What you need to know in advertising today

Facebook CEO Mark Zuckerberg (Photo by Drew Angerer/Getty Images)

Facebook’s revenue came in lighter than expected during the third quarter, but Wall Street breathed a big sigh of relief that users in the US did not flee the social network in droves after a string of scandals.

Facebook’s daily users in the US – its most valuable market – flatlined at 185 million during the three months ended September 30, the same level as at the end of Q2.

Not long ago such a lack of growth would have been considered a big cause for concern among Facebook investors.
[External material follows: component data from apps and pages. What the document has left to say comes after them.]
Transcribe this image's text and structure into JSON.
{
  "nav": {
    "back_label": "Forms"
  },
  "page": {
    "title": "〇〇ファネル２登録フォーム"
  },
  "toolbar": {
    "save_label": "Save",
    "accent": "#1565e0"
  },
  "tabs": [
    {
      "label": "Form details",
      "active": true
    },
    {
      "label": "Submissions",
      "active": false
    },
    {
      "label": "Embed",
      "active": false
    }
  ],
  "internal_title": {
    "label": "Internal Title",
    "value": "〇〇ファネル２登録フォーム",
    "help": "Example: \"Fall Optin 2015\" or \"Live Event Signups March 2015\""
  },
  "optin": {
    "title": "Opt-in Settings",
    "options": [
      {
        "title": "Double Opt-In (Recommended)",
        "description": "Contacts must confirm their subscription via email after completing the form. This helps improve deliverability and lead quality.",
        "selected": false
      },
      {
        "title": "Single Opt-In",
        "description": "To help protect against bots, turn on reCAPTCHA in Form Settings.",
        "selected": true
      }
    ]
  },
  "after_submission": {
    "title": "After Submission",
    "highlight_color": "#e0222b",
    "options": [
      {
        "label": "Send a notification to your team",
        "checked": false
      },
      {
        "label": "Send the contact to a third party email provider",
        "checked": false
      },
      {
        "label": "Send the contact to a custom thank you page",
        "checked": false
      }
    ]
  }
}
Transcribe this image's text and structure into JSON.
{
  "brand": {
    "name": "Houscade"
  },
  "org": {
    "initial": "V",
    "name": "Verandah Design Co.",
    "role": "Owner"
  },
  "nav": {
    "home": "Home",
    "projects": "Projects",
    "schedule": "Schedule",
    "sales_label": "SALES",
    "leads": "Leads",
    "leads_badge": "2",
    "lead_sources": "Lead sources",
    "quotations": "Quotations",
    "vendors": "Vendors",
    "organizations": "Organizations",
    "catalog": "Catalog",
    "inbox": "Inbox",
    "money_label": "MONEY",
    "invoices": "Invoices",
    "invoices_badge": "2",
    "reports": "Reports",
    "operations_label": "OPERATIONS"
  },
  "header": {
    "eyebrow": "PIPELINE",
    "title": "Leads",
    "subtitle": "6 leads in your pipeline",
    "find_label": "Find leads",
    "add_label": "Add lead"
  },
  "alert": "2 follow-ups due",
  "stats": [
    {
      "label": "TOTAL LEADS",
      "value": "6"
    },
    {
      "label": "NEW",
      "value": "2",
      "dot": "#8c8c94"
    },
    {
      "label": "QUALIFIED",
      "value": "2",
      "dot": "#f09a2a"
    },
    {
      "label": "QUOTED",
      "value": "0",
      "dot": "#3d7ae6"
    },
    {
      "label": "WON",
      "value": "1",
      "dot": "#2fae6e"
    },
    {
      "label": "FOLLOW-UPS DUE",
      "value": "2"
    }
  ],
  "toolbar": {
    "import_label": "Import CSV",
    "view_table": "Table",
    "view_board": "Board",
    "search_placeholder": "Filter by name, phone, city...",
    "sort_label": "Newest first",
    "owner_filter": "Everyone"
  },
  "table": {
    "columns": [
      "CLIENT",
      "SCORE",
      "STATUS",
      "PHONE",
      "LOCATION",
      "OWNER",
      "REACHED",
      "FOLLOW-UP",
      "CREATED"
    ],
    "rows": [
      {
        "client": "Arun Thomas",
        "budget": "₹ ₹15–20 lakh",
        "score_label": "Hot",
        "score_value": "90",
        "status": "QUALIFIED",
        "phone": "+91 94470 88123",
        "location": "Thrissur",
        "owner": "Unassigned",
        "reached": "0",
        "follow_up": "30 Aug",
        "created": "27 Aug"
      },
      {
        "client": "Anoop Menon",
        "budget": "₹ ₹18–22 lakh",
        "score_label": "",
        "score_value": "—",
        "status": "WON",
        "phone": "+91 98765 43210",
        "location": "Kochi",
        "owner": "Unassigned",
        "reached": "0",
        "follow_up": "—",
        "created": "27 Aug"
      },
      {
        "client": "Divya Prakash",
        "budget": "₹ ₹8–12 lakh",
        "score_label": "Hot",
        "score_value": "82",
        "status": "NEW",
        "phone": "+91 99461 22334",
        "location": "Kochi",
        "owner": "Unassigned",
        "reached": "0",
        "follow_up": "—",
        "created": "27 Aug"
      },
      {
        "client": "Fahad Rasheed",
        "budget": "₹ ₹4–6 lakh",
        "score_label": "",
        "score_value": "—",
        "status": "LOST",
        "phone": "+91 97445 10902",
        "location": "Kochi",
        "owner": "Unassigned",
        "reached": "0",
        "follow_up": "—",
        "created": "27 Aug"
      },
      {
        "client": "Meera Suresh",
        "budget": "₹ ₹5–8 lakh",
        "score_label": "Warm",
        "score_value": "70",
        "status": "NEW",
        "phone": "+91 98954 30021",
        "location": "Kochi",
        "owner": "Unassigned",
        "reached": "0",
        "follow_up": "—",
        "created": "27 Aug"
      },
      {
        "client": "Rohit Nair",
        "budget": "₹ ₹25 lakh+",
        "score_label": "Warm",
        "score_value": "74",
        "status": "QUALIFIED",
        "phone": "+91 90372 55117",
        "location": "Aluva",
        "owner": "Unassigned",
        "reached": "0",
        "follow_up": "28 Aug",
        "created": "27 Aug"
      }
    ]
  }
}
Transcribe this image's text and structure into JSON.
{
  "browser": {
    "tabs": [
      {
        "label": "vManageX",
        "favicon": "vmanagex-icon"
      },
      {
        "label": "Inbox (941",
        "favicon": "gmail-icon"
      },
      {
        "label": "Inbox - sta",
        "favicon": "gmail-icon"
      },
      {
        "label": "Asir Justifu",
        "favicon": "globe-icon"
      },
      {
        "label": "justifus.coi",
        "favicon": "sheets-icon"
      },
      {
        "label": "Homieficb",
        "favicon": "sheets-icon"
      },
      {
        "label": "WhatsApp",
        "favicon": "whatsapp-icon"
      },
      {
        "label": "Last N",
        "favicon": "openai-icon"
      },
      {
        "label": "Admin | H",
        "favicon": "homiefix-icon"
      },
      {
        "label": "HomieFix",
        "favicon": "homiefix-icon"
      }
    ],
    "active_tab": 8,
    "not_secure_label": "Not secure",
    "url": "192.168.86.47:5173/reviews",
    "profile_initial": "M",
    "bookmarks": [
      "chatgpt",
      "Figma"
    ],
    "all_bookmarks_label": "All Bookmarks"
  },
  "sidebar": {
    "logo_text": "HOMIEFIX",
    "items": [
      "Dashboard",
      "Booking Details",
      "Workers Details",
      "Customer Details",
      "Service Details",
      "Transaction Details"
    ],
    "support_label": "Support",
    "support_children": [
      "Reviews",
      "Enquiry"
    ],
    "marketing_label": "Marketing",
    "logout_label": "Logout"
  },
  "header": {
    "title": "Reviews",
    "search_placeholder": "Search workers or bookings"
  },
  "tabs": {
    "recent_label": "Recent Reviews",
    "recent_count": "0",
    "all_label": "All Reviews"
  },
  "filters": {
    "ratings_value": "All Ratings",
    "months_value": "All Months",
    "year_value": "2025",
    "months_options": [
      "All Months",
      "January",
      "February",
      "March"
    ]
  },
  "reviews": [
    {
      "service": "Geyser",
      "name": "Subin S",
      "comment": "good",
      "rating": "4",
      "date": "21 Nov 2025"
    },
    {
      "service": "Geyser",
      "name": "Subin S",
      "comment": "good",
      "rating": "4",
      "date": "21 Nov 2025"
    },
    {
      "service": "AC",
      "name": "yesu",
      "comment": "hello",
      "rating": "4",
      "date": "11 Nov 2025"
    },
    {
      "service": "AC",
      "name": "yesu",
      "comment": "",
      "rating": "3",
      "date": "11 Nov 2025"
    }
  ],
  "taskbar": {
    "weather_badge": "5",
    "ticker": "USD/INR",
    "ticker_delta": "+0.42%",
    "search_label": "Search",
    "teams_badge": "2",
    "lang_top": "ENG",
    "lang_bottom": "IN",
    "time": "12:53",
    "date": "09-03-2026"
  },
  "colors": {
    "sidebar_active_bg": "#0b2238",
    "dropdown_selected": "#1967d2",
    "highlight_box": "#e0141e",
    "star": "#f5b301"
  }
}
But in a sign of how low the expectations have become, investors celebrated the fact a feared user exodus did not materialise.

Click here to read more about Facebook’s third-quarter earnings.

In other news:

‘The cord is still intact’: A Comcast exec explains why America’s largest TV provider can survive the death of cable TV. “Some say the future of TV is apps – we really believe it is more and more around aggregation,” Matt Strauss, the executive vice president of Xfinity Services, said.

Brands are demanding more sophisticated measurement for TV ads – and a startup claims to have cracked the code by using advertisers’ own data. VideoAmp’s platform plugs into TV viewership, digital ad logs, and set-top data to help brands plan out how much they should be spending in TV.

Craigslist founder Craig Newmark says there’s a forgotten weapon in the online information war – and he’s putting his money where his mouth is. Newmark, founder of craigslist and Craig Newmark Philanthropies, writes about why local news is vital to maintaining a healthy democracy.

Facebook approved fake political ads ‘paid for’ by Cambridge Analytica. Business Insider ran two fake ads listed as “paid for by” the defunct political consultancy Cambridge Analytica, despite the fact Cambridge Analytica is banned from Facebook.

‘#StopLying’: Steve Madden slams Nicki Minaj on Twitter as the rapper’s feud with Cardi B escalates. On Monday, Nicki Minaj claimed that Steve Madden originally approached her for a partnership, but eventually made a deal with Cardi B instead.

Ad veteran Bob Greenberg is stepping down from agency R/GA after 40 years, reports Adweek. US president Sean Lyons will succeed Greenberg.